>>>

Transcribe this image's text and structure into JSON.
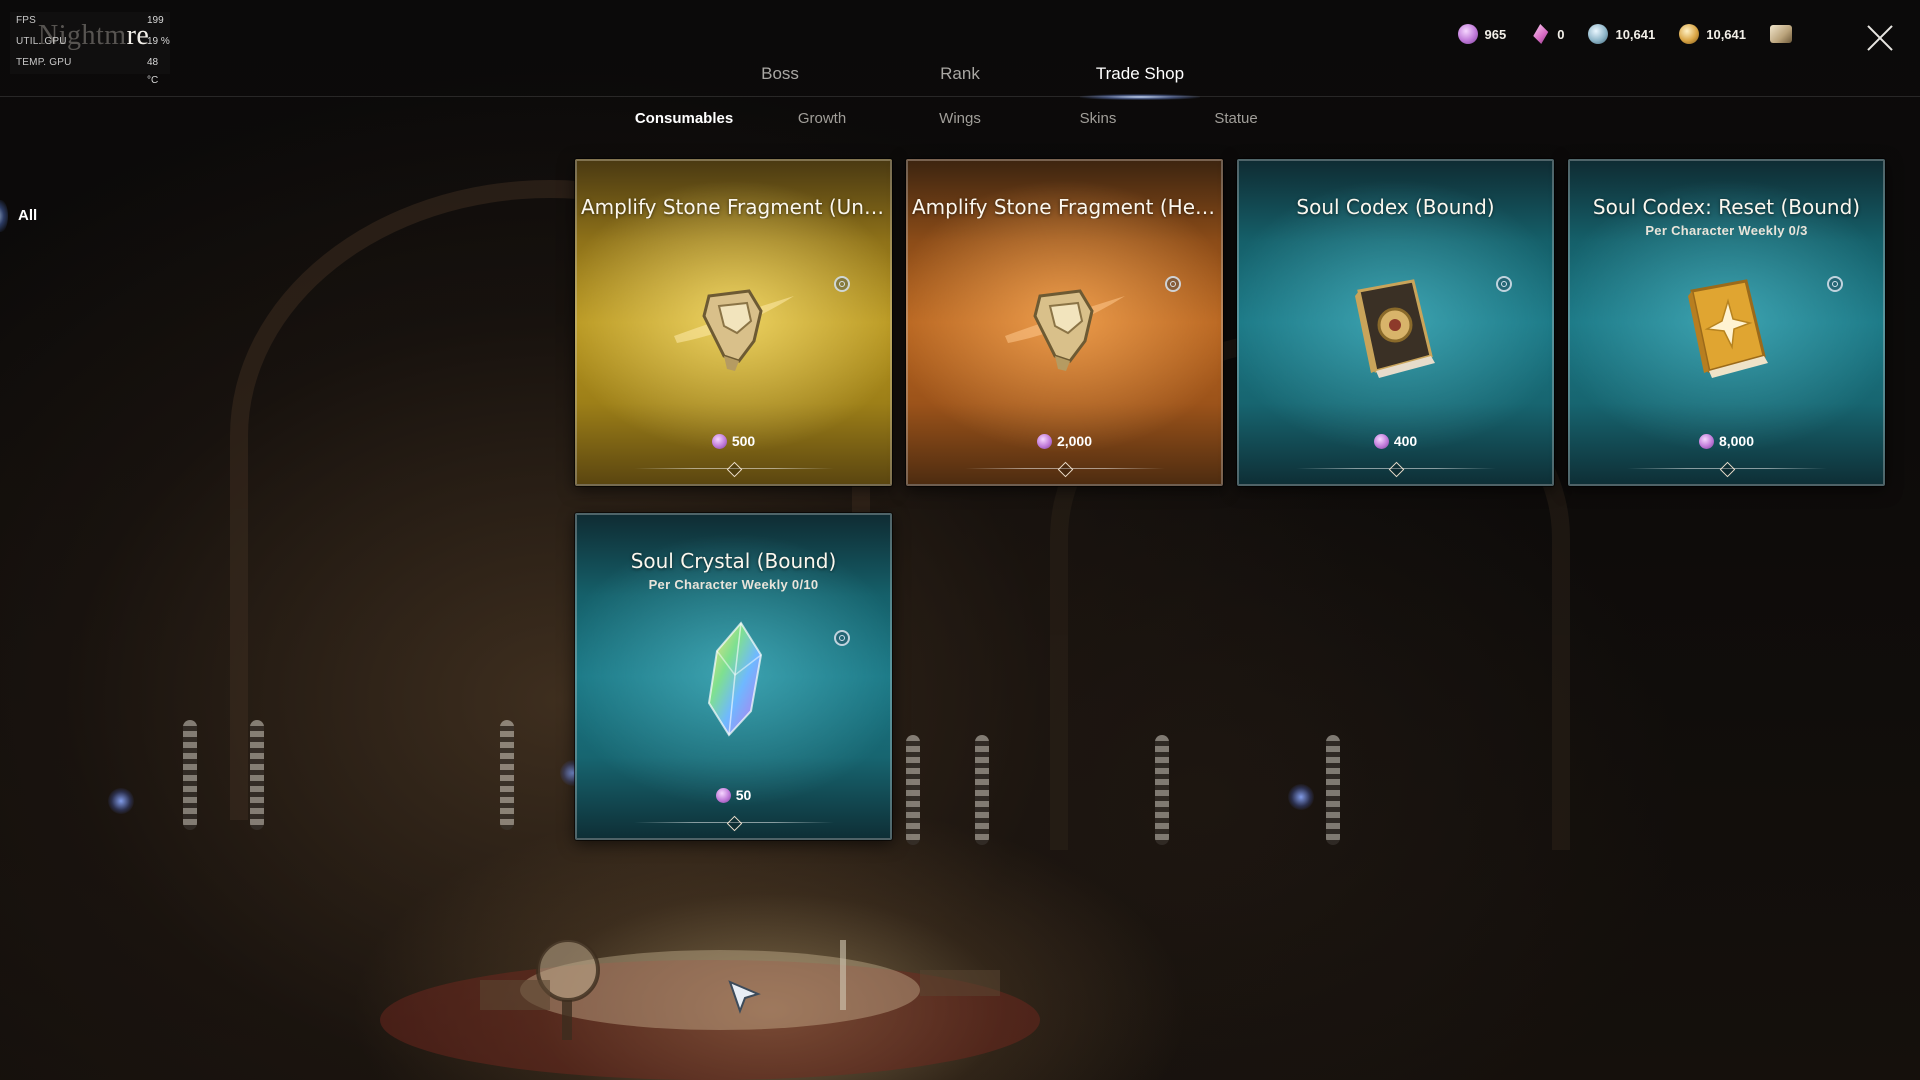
{
  "perf_overlay": {
    "fps_label": "FPS",
    "fps_value": "199",
    "gpu_util_label": "UTIL. GPU",
    "gpu_util_value": "19 %",
    "gpu_temp_label": "TEMP. GPU",
    "gpu_temp_value": "48 °C"
  },
  "page_title": {
    "dim": "Nightm",
    "visible": "re"
  },
  "currencies": [
    {
      "icon": "soul-gem-icon",
      "value": "965"
    },
    {
      "icon": "soul-shard-icon",
      "value": "0"
    },
    {
      "icon": "silver-coin-icon",
      "value": "10,641"
    },
    {
      "icon": "gold-coin-icon",
      "value": "10,641"
    },
    {
      "icon": "scroll-icon",
      "value": ""
    }
  ],
  "main_tabs": [
    {
      "label": "Boss",
      "active": false
    },
    {
      "label": "Rank",
      "active": false
    },
    {
      "label": "Trade Shop",
      "active": true
    }
  ],
  "sub_tabs": [
    {
      "label": "Consumables",
      "active": true
    },
    {
      "label": "Growth",
      "active": false
    },
    {
      "label": "Wings",
      "active": false
    },
    {
      "label": "Skins",
      "active": false
    },
    {
      "label": "Statue",
      "active": false
    }
  ],
  "sidebar": {
    "all_label": "All"
  },
  "items": [
    {
      "name": "Amplify Stone Fragment (Uniqu...",
      "limit": "",
      "price": "500",
      "theme": "gold",
      "art": "amplify-stone-icon"
    },
    {
      "name": "Amplify Stone Fragment (Heroi...",
      "limit": "",
      "price": "2,000",
      "theme": "orange",
      "art": "amplify-stone-icon"
    },
    {
      "name": "Soul Codex (Bound)",
      "limit": "",
      "price": "400",
      "theme": "teal",
      "art": "dark-codex-icon"
    },
    {
      "name": "Soul Codex: Reset (Bound)",
      "limit": "Per Character Weekly 0/3",
      "price": "8,000",
      "theme": "teal",
      "art": "gold-codex-icon"
    },
    {
      "name": "Soul Crystal (Bound)",
      "limit": "Per Character Weekly 0/10",
      "price": "50",
      "theme": "teal",
      "art": "crystal-icon"
    }
  ]
}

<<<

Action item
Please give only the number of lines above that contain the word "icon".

Exercise solution
10